ACTIVITY – Copy each line of the records that includes "Pengajuan".

GIVEN RECORDS –
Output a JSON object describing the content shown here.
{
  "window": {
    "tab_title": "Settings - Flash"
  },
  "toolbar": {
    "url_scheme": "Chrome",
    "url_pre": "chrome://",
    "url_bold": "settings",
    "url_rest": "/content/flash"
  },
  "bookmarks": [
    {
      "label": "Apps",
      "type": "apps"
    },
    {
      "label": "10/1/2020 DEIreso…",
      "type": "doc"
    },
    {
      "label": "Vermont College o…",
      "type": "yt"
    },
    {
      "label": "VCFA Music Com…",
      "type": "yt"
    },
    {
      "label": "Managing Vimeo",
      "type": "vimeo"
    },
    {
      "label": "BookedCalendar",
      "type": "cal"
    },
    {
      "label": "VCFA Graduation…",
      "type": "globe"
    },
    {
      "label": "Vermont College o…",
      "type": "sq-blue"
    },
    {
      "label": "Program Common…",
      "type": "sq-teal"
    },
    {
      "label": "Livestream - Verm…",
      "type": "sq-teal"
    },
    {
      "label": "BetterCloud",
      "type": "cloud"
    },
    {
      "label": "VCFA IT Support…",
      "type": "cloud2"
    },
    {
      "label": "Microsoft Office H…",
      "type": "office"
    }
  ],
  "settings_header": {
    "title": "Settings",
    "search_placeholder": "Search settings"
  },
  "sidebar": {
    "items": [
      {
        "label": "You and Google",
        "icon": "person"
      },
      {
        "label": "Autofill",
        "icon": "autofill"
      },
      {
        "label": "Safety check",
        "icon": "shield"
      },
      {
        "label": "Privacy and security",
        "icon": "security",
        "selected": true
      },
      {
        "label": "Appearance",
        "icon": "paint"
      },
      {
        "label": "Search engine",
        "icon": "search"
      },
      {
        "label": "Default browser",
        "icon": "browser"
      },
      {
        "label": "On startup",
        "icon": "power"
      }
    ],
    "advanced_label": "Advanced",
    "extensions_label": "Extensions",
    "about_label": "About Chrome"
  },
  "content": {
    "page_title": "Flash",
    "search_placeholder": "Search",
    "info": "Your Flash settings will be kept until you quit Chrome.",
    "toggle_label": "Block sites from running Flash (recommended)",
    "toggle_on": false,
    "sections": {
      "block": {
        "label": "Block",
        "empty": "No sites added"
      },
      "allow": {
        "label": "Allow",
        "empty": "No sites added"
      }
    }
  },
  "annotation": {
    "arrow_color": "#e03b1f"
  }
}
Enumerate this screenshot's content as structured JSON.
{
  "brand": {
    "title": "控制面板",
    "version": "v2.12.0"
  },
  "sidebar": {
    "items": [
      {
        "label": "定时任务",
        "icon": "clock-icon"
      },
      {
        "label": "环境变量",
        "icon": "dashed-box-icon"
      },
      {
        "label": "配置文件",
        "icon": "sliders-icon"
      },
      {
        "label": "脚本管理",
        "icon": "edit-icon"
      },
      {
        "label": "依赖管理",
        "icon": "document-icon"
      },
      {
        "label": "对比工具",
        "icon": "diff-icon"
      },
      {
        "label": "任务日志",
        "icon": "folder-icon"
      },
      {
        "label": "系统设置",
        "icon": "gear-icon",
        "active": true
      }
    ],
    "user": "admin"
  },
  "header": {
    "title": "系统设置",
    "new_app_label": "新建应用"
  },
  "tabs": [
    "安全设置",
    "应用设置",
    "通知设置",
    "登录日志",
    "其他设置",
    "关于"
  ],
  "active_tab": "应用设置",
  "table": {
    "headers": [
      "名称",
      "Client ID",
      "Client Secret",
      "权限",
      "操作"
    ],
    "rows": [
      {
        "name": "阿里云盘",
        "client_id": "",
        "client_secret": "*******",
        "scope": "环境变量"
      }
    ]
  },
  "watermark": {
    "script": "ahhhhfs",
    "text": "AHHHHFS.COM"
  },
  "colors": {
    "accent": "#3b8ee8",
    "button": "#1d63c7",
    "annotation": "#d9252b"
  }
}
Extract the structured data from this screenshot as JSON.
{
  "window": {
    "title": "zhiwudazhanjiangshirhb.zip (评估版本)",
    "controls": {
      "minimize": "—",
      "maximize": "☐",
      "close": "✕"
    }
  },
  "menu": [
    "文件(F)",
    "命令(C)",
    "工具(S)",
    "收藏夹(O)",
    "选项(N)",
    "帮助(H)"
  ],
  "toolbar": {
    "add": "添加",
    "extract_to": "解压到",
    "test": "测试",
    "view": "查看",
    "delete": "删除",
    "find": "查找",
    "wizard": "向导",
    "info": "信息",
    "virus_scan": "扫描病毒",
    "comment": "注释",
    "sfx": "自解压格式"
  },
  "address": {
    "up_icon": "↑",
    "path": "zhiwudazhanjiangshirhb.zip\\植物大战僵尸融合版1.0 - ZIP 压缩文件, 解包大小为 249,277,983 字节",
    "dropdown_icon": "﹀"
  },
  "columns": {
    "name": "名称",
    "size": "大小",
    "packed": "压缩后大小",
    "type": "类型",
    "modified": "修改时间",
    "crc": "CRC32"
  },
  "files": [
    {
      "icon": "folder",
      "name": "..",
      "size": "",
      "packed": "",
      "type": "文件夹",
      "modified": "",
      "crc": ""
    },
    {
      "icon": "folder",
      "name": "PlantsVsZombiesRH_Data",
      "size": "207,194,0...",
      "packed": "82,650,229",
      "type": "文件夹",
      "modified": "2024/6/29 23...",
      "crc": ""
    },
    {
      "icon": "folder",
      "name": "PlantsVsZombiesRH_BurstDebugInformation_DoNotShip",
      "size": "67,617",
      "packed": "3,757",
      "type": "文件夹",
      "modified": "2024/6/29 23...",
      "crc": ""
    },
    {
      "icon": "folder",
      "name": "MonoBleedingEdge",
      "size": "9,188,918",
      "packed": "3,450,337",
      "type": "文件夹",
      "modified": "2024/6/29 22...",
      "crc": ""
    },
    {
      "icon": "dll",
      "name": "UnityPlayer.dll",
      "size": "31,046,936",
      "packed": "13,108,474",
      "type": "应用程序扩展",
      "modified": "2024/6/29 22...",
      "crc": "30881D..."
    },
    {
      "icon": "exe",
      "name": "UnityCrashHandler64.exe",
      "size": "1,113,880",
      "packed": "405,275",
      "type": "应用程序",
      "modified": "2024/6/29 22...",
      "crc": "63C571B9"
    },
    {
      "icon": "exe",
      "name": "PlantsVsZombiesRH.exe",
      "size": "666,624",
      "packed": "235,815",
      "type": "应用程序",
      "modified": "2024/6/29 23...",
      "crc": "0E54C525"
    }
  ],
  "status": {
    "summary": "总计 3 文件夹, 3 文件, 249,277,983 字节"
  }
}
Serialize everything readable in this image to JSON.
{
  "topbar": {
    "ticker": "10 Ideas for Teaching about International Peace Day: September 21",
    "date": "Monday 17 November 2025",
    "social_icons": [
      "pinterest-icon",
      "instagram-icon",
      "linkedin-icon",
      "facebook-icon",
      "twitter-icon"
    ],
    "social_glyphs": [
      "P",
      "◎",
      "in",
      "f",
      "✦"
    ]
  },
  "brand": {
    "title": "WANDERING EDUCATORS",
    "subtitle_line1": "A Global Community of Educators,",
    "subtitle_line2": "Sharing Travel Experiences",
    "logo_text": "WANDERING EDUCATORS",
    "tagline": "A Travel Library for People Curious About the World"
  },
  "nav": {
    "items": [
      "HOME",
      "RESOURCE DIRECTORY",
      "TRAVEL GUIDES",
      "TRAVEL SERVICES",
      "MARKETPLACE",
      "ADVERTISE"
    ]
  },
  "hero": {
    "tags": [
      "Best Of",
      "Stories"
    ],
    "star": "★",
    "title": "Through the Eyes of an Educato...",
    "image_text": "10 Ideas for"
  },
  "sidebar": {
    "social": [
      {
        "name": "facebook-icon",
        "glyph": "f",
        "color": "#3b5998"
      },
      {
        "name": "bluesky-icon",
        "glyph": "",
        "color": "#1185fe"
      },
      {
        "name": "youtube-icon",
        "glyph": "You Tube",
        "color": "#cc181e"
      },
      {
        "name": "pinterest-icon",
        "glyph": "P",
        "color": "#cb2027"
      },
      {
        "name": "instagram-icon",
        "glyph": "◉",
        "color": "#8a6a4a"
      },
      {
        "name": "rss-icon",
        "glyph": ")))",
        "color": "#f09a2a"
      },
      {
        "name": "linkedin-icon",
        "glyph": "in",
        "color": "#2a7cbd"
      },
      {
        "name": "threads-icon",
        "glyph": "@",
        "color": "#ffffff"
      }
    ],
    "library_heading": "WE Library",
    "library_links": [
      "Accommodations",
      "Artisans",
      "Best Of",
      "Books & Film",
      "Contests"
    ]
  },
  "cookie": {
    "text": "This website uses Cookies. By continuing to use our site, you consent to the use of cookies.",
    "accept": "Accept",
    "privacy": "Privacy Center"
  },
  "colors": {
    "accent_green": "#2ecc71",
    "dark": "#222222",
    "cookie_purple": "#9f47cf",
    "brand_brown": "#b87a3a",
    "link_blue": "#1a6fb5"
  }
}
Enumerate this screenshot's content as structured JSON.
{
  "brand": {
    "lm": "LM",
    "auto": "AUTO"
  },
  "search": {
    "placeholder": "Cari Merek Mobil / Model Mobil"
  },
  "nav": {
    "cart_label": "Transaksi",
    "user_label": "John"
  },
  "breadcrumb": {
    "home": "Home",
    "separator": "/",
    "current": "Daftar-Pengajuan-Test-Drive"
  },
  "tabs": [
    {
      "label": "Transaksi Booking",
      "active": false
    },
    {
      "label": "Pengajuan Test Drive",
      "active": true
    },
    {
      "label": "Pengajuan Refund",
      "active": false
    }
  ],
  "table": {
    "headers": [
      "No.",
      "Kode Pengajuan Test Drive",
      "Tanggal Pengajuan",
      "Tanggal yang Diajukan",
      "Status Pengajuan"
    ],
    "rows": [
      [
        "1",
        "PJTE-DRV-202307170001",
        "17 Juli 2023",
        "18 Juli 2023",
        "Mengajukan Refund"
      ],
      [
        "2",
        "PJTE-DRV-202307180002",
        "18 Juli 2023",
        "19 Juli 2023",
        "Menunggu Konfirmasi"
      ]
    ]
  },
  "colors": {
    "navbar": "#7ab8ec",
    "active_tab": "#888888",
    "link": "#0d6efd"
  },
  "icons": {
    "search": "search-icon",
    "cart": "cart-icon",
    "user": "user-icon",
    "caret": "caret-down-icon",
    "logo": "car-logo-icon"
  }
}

WRITTEN SOLUTION –
    "current": "Daftar-Pengajuan-Test-Drive"
      "label": "Pengajuan Test Drive",
      "label": "Pengajuan Refund",
      "Kode Pengajuan Test Drive",
      "Tanggal Pengajuan",
      "Status Pengajuan"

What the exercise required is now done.